Total household debt stands at $340 billion, an average of around $85,000 per adult. Economists at ASB bank recently estimated that by the end of 2023 high debt servicing costs will add $80 a week to an average household’s budget, and an extra $70 a week will be needed to keep up with other cost pressures. In other words, a typical family would need $7,800 more per year to maintain their standard of living.
Food inflation stands at 10.7 percent. Charities across the country are reporting unprecedented levels of demand, including from working families unable to afford food and other essentials. Auckland City Mission recently told Radio NZ it was distributing 2,000 food parcels per week—about three million meals a year—compared with 450 before the pandemic.
A survey by the Consumer Advocacy Council in October found that, in order to save on electricity, one in four people were cutting back on showers and other hot water use, and around half were only heating the room they were in.
Officially, 187,300 children (16.3 percent) live in households with an income below the poverty line (less than 50 percent of the 2017/18 median income after housing costs). One in six children (14.9 percent) were in households that frequently ran out of food due to lack of money. These figures were recorded before the recent period of high inflation.
These conditions are leading to growing levels of despair. Last month Ipsos released disturbing findings from a mental health survey of 1,000 adults in New Zealand: one in four had considered suicide or self-harm in the past year. Among young people aged 18–34, the figure was 40 percent. Ipsos said concern about personal finances was having the biggest impact on respondents’ mental wellbeing.
This followed a report by the NZ Drug Foundation that deaths caused by drug overdoses increased by 54 percent between 2017 and 2021. Last year, 171 people died from overdoses, compared with 111 in 2017.
The social crisis and the out-of-control pandemic have led to a sharp drop in support for Labour.
The party won the 2020 election with more than 50 percent of the vote, largely due to its since-abandoned Zero COVID policy. In a recent One News/Kantar poll, Labour’s popularity stood at 33 percent, the lowest level since the 2017 election, compared with 38 percent for National.

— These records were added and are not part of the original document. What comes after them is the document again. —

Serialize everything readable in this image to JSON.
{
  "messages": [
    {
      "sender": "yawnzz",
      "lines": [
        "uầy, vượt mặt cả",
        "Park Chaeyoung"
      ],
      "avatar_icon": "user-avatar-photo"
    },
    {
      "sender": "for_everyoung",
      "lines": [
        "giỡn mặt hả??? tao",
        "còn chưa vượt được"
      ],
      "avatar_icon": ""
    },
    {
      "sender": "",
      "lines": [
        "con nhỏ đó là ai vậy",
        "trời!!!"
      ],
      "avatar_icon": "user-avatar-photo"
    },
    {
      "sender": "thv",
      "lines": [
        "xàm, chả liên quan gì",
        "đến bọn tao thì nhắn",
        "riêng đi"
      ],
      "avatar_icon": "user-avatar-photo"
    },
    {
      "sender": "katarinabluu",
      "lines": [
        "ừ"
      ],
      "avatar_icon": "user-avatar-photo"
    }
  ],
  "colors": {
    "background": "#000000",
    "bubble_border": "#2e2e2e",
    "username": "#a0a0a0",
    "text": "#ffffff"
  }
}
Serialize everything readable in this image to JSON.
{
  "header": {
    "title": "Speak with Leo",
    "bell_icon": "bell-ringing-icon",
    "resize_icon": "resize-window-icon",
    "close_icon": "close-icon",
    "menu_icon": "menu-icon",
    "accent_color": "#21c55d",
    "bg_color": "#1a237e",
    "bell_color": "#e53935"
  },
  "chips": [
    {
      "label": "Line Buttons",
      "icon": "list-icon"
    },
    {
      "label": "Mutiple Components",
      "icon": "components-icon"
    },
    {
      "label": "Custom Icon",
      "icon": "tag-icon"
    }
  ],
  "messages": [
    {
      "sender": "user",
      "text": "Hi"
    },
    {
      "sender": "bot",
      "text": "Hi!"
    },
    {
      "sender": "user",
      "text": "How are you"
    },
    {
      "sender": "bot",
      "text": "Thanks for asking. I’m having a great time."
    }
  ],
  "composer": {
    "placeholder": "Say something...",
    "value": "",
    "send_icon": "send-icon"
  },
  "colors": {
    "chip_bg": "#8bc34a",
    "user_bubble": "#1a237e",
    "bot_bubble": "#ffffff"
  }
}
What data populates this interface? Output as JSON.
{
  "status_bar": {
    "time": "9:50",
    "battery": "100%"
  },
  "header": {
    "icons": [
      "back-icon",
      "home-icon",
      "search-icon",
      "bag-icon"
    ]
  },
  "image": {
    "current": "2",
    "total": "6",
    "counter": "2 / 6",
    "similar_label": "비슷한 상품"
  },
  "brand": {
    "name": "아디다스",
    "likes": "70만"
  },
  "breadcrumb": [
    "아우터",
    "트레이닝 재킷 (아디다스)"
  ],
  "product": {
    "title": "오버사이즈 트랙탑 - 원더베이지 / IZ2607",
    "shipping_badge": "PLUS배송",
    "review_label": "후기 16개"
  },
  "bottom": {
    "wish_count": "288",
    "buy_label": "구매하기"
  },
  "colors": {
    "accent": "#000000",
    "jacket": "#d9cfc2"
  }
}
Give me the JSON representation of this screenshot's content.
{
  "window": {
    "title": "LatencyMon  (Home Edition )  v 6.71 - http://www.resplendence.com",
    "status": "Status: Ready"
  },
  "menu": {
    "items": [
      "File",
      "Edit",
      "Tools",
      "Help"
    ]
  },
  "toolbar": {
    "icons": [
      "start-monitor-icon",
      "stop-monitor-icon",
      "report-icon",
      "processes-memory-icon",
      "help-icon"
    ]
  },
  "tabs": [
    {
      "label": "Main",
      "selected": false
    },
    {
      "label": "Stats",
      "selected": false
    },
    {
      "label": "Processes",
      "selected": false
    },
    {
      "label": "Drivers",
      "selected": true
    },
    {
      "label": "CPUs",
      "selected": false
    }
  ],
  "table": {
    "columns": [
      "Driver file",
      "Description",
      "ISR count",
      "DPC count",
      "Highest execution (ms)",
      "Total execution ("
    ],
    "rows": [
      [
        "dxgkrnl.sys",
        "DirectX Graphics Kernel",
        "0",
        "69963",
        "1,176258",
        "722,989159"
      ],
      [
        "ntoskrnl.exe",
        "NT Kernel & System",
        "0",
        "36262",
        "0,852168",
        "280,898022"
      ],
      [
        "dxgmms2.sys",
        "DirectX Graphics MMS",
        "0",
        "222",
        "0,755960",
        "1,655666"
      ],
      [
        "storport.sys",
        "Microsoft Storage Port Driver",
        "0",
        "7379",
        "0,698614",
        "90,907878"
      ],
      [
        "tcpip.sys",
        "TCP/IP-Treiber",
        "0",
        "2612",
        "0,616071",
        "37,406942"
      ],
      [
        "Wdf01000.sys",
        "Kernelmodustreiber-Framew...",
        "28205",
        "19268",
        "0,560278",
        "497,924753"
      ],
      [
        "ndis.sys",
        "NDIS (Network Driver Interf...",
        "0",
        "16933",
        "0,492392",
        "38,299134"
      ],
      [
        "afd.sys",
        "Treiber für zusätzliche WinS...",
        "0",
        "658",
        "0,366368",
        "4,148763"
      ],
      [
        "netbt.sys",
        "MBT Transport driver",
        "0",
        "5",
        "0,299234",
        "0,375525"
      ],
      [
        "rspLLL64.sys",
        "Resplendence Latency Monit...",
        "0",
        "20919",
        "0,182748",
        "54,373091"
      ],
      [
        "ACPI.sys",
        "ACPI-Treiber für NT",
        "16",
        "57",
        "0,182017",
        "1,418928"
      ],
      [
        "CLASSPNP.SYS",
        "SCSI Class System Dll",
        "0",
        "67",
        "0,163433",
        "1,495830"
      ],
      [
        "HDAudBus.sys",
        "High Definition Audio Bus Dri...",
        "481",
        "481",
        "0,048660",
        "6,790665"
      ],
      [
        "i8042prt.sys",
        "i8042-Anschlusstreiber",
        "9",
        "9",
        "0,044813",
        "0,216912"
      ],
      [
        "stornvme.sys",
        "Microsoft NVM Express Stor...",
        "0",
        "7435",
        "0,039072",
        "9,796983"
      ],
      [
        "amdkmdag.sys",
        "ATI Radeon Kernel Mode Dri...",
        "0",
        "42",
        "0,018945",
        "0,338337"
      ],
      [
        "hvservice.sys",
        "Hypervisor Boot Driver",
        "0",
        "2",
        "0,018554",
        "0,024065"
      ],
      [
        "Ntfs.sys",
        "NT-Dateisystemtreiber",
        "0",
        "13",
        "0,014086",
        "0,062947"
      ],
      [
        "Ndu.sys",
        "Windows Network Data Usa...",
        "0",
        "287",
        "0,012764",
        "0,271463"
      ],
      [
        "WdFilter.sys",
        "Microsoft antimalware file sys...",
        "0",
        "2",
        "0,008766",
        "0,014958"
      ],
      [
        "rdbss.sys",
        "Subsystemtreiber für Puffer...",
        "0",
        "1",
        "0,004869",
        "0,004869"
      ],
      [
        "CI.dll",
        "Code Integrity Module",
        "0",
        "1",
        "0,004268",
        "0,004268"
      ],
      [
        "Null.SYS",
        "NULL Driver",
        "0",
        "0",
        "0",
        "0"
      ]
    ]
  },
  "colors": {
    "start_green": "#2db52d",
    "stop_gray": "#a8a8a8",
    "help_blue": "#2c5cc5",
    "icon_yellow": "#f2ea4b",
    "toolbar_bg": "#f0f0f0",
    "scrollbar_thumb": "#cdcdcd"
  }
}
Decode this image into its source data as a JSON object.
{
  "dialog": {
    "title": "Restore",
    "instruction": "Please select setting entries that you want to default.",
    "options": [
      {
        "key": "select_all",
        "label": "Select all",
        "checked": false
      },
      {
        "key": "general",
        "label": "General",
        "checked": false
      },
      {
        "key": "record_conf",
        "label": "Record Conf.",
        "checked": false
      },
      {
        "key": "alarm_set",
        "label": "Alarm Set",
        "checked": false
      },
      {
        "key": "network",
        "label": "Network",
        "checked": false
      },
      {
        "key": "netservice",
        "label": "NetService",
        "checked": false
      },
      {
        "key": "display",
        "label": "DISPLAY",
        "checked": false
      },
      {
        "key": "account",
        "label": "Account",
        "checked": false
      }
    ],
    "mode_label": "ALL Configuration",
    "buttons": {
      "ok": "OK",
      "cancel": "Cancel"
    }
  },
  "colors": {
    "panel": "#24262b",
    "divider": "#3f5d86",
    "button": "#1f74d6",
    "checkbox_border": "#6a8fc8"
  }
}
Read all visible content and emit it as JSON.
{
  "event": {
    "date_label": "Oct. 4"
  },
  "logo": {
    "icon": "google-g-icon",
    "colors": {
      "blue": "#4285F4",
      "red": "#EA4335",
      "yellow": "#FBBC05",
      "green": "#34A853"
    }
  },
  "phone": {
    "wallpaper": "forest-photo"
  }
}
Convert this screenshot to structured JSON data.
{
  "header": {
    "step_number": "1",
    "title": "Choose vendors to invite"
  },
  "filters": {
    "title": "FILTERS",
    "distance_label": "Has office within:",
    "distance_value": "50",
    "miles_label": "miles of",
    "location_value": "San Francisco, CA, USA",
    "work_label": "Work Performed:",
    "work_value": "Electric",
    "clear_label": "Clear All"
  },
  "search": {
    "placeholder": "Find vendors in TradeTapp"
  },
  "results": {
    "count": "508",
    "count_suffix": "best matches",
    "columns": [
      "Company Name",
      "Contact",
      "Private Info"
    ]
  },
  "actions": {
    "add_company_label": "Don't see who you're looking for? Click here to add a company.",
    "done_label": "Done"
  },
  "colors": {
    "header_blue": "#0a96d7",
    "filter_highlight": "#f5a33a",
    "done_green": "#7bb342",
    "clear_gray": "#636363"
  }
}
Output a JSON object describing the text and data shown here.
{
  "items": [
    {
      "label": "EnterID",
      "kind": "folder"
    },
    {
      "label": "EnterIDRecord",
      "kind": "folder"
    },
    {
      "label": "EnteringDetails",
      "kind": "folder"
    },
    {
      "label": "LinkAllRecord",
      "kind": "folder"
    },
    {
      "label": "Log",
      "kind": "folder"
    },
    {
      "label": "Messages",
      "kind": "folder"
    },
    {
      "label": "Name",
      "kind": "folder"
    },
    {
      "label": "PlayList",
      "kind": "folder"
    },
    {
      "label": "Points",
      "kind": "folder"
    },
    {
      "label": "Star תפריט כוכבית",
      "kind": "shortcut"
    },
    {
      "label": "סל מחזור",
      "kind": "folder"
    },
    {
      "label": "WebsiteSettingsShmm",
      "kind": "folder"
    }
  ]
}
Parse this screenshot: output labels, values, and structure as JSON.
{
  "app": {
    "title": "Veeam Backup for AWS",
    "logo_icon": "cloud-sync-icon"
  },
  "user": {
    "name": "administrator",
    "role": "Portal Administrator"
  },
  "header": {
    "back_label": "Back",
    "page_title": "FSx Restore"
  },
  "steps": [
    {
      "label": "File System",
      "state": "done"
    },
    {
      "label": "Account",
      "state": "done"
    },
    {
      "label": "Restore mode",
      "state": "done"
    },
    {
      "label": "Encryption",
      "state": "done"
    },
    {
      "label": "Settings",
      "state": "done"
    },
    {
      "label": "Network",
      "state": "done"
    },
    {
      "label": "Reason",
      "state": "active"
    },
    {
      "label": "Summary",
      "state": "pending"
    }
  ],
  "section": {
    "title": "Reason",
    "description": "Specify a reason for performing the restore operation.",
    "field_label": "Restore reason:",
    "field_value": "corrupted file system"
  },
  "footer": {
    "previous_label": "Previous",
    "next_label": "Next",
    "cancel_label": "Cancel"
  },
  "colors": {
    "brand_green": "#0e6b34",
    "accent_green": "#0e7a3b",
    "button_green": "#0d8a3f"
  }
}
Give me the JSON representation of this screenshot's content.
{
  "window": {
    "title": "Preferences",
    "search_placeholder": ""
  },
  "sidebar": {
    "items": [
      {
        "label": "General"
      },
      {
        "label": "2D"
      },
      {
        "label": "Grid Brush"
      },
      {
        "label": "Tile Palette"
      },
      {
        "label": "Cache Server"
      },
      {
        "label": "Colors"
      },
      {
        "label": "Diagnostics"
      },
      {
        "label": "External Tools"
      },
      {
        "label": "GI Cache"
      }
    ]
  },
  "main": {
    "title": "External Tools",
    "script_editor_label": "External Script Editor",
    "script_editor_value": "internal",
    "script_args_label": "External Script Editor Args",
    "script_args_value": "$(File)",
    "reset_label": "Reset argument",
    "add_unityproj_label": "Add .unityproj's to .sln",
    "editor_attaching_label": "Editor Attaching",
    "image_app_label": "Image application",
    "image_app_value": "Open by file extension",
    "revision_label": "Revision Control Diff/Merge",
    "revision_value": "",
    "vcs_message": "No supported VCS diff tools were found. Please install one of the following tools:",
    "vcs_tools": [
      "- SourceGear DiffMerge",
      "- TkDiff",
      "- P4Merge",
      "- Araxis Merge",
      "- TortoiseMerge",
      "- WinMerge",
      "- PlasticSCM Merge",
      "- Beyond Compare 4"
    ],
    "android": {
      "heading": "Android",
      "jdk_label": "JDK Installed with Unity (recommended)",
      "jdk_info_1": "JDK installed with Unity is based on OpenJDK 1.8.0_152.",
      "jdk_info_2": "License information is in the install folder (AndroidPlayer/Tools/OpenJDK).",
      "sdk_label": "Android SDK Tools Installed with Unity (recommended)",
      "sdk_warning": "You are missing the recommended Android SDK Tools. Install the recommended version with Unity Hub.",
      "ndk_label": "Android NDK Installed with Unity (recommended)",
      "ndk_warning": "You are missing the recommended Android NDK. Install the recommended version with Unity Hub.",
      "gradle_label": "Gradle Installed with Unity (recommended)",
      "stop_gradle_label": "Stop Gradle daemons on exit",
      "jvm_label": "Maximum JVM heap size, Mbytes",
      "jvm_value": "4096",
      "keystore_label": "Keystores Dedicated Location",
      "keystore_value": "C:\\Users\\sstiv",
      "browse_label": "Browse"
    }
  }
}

In a by-election held earlier this month in Hamilton West, Labour’s candidate Georgie Dansey lost with just 30 percent of the vote, compared with 46 percent for the conservative National Party’s Tama Potaka. The low turnout, estimated at 31.4 percent of enrolled voters, points to widespread disaffection and lack of support for any of the big business parties.
Major struggles are looming as workers seek to oppose state and corporate austerity. Earlier this month over 20,000 high school teachers voted to hold a one-day strike next year after rejecting a below-inflation pay offer. In recent months, healthcare workers, firefighters, university workers and manufacturing workers have all taken industrial action.
The main obstacle to the development of a unified movement for decent wages and conditions, is the trade unions, which enforce government and big business cuts, telling workers they have no choice but to sacrifice for the good of the economy.
The Socialist Equality Group calls for the establishment of rank-and-file workplace committees, independent of the unions, Labour and all the capitalist parties, and controlled by workers themselves. These must unite workers across the country and internationally in a common struggle against austerity, the murderous “let it rip” COVID policy and the drive towards war.
Above all, workers’ struggles must be linked to the political fight for a workers’ government with a socialist and internationalist program. The profit system must be abolished so that the immense wealth hoarded by the banks and big business can be placed under the control of the working class and used to improve living standards for all.